On 6/1/2023 8:42 AM, Bradley K. Sherman wrote:
> Even I don't know what my record would be against the bots
> in 11-pt matches, so let's not argue about that.
Yes, sorry, I got confused about the match length. What I
remembered was that you reported a 40% win rate against GNUBG,
but when I checked, I saw that you were talking about 5-point
matches, not 11-point matches.
On the other hand, the current issue of the USBGF PrimeTime
magazine has an interesting article by Art Benjamin, Richard
Stubbe, and Susan Martonosi, who collected approximately
19,000 matches from Backgammon Studio Heroes, courtesy of Terje
Pedersen.
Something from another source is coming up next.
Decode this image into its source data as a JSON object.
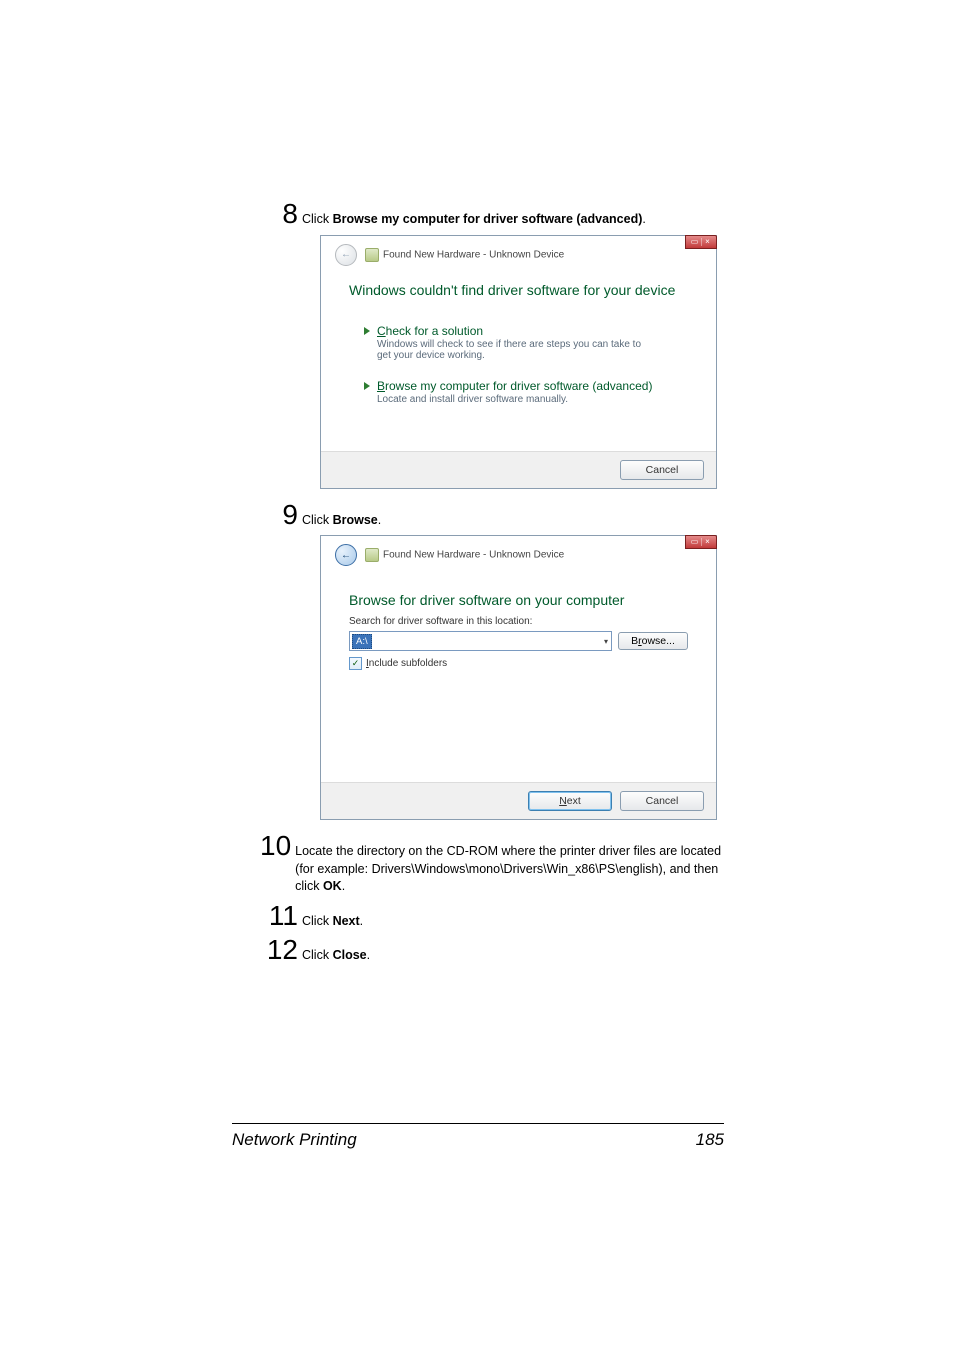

They ran the stats and came to the unexpected
conclusion that while PR difference does a pretty good job of
predicting the win rate, the *match length doesn't matter*.
If D is the PR difference, then their predicted win percentage
for the stronger player (if D >= 1) is
50.32 + 2.23 D
and the match length doesn't enter the formula. (But note that
they only considered match lengths from 5 points to 17 points.)
They don't claim to have the "correct" explanation for their
results. One obvious possibility is that 19,000 matches is not
enough data, or at least not enough high-quality data. Another
thing that's odd, and that I plan to ask Art about, is that they
say that they used GNUBG to calculate PR. I didn't know that
GNUBG was able to calculate PR (of course, it computes Snowie ER
and its own home-grown error rate measure, but PR is defined in
a different way). So maybe they made a mistake calculating PR
(though even so, they probably did calculate something close to PR).
Among their proposed explanations, the one that sounds most plausible
to me (if we assume that match length really doesn't matter much,
at least in the range between 5-pointers and 17-pointers) is that
errors don't affect your match-winning chances much until near the
end of the match. That means that the stronger player is only a
very slight favorite to be ahead by the time the match score gets
down to 5-away/X-away.
In any case, if we are to believe that the data from the 19,000
matches is reliable, then it suggests that your PR is around 5
and that your chances against Stick---assuming Stick's PR is
around 2---would be about 43%, whether it's a 5-pointer or an